= WORK REQUEST =
Each line that includes "where" must be copied from the records.

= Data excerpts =
====================

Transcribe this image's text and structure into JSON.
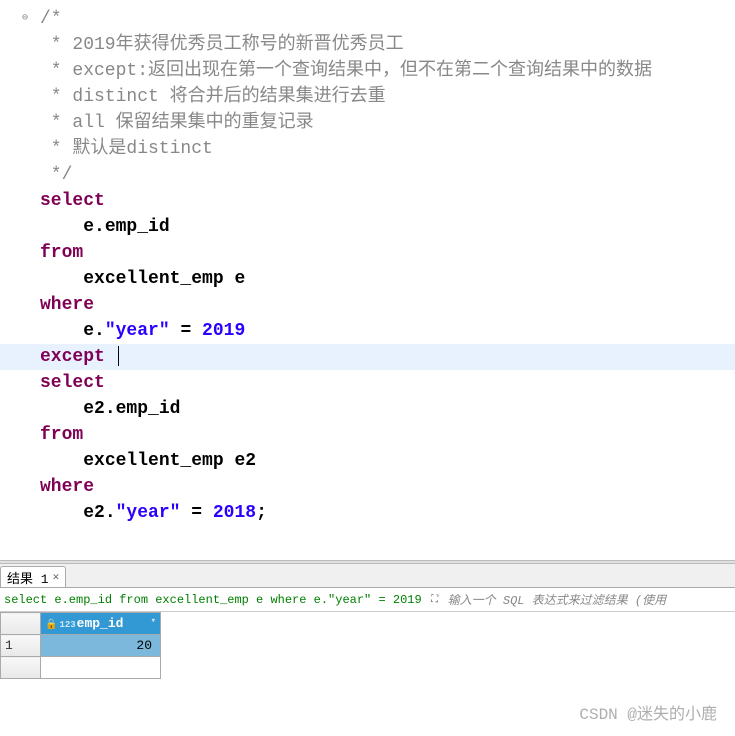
{
  "code": {
    "comments": {
      "open": "/*",
      "l1": " * 2019年获得优秀员工称号的新晋优秀员工",
      "l2": " * except:返回出现在第一个查询结果中，但不在第二个查询结果中的数据",
      "l3": " * distinct 将合并后的结果集进行去重",
      "l4": " * all 保留结果集中的重复记录",
      "l5": " * 默认是distinct",
      "close": " */"
    },
    "kw": {
      "select": "select",
      "from": "from",
      "where": "where",
      "except": "except"
    },
    "tok": {
      "e_emp_id": "e.emp_id",
      "excellent_emp_e": "excellent_emp e",
      "e_dot": "e.",
      "year_str": "\"year\"",
      "eq": " = ",
      "n2019": "2019",
      "e2_emp_id": "e2.emp_id",
      "excellent_emp_e2": "excellent_emp e2",
      "e2_dot": "e2.",
      "n2018": "2018",
      "semi": ";"
    }
  },
  "results": {
    "tab_label": "结果 1",
    "query_summary": "select e.emp_id from excellent_emp e where e.\"year\" = 2019",
    "filter_placeholder": "输入一个 SQL 表达式来过滤结果 (使用",
    "column_type_prefix": "123",
    "column_name": "emp_id",
    "rows": [
      {
        "n": "1",
        "value": "20"
      }
    ]
  },
  "watermark": "CSDN @迷失的小鹿"
}
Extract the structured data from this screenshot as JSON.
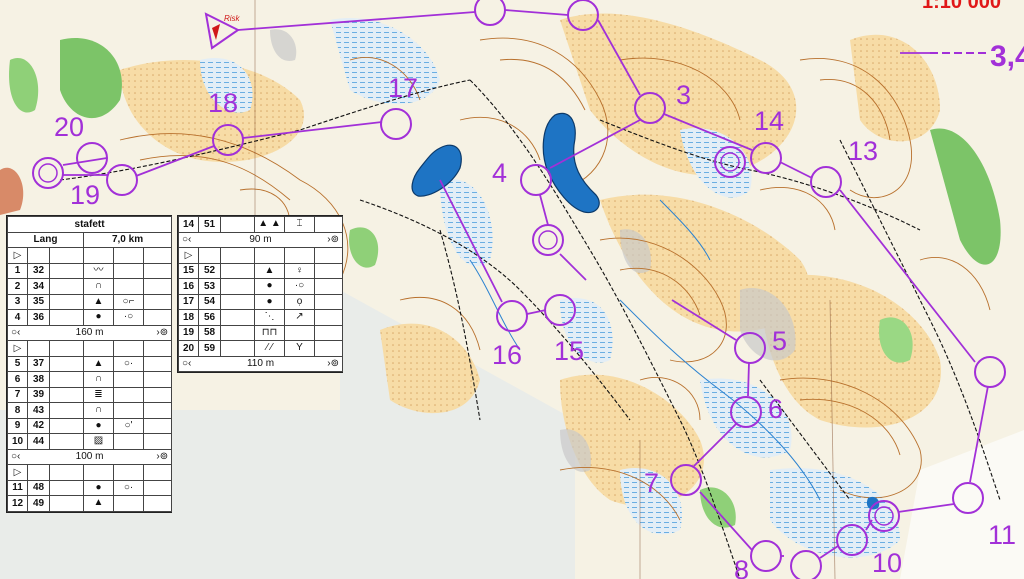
{
  "map": {
    "scale_label": "1:10 000",
    "start_label": "Risk",
    "partial_course_label": "3,4",
    "colors": {
      "course": "#a230d8",
      "water": "#1e74c4",
      "open_land": "#f3cf8a",
      "forest_green": "#72c060",
      "contour": "#b8702c",
      "marsh": "#7db8e6",
      "background": "#f4f1e6"
    },
    "controls": [
      {
        "label": "3"
      },
      {
        "label": "4"
      },
      {
        "label": "5"
      },
      {
        "label": "6"
      },
      {
        "label": "7"
      },
      {
        "label": "8"
      },
      {
        "label": "10"
      },
      {
        "label": "11"
      },
      {
        "label": "13"
      },
      {
        "label": "14"
      },
      {
        "label": "15"
      },
      {
        "label": "16"
      },
      {
        "label": "17"
      },
      {
        "label": "18"
      },
      {
        "label": "19"
      },
      {
        "label": "20"
      }
    ]
  },
  "description_left": {
    "title": "stafett",
    "class_name": "Lang",
    "length": "7,0 km",
    "start_symbol": "▷",
    "rows_a": [
      {
        "num": "1",
        "code": "32",
        "feature": "〰",
        "extra": ""
      },
      {
        "num": "2",
        "code": "34",
        "feature": "∩",
        "extra": ""
      },
      {
        "num": "3",
        "code": "35",
        "feature": "▲",
        "extra": "○⌐"
      },
      {
        "num": "4",
        "code": "36",
        "feature": "●",
        "extra": "·○"
      }
    ],
    "marked_a": "160 m",
    "rows_b": [
      {
        "num": "5",
        "code": "37",
        "feature": "▲",
        "extra": "○·"
      },
      {
        "num": "6",
        "code": "38",
        "feature": "∩",
        "extra": ""
      },
      {
        "num": "7",
        "code": "39",
        "feature": "≣",
        "extra": ""
      },
      {
        "num": "8",
        "code": "43",
        "feature": "∩",
        "extra": ""
      },
      {
        "num": "9",
        "code": "42",
        "feature": "●",
        "extra": "○'"
      },
      {
        "num": "10",
        "code": "44",
        "feature": "▨",
        "extra": ""
      }
    ],
    "marked_b": "100 m",
    "rows_c": [
      {
        "num": "11",
        "code": "48",
        "feature": "●",
        "extra": "○·"
      },
      {
        "num": "12",
        "code": "49",
        "feature": "▲",
        "extra": ""
      }
    ]
  },
  "description_right": {
    "first_row": {
      "num": "14",
      "code": "51",
      "feature": "▲ ▲",
      "extra": "⌶"
    },
    "marked_a": "90 m",
    "start_symbol": "▷",
    "rows": [
      {
        "num": "15",
        "code": "52",
        "feature": "▲",
        "extra": "♀"
      },
      {
        "num": "16",
        "code": "53",
        "feature": "●",
        "extra": "·○"
      },
      {
        "num": "17",
        "code": "54",
        "feature": "●",
        "extra": "ọ"
      },
      {
        "num": "18",
        "code": "56",
        "feature": "⋱",
        "extra": "↗"
      },
      {
        "num": "19",
        "code": "58",
        "feature": "⊓⊓",
        "extra": ""
      },
      {
        "num": "20",
        "code": "59",
        "feature": "⁄ ⁄",
        "extra": "Y"
      }
    ],
    "marked_b": "110 m"
  }
}
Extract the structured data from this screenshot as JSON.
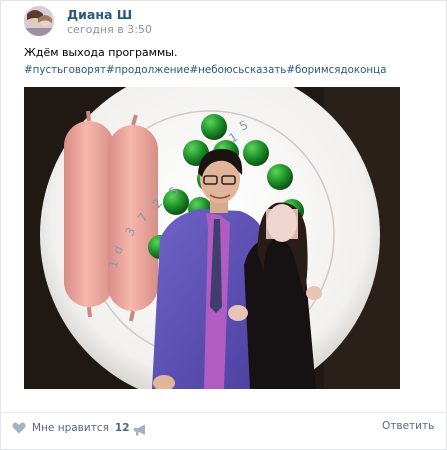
{
  "post": {
    "author": "Диана Ш",
    "time": "сегодня в 3:50",
    "text": "Ждём выхода программы.",
    "hashtags": "#пустьговорят#продолжение#небоюсьсказать#боримсядоконца",
    "plate_digits": [
      "1",
      "d",
      "3",
      "7",
      "2",
      "5",
      "4",
      "9",
      "1",
      "5"
    ]
  },
  "footer": {
    "like_label": "Мне нравится",
    "like_count": "12",
    "reply_label": "Ответить"
  },
  "icons": {
    "avatar": "avatar-image",
    "device": "apple-icon",
    "like": "heart-icon",
    "share": "megaphone-icon"
  },
  "colors": {
    "link": "#2a5885",
    "muted": "#939393",
    "action": "#55677d",
    "peas": "#1f8a2a",
    "sausage": "#f2a7a0"
  }
}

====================

= TASK RESULT =
      "where": "where",
    "query_summary": "select e.emp_id from excellent_emp e where e.\"year\" = 2019",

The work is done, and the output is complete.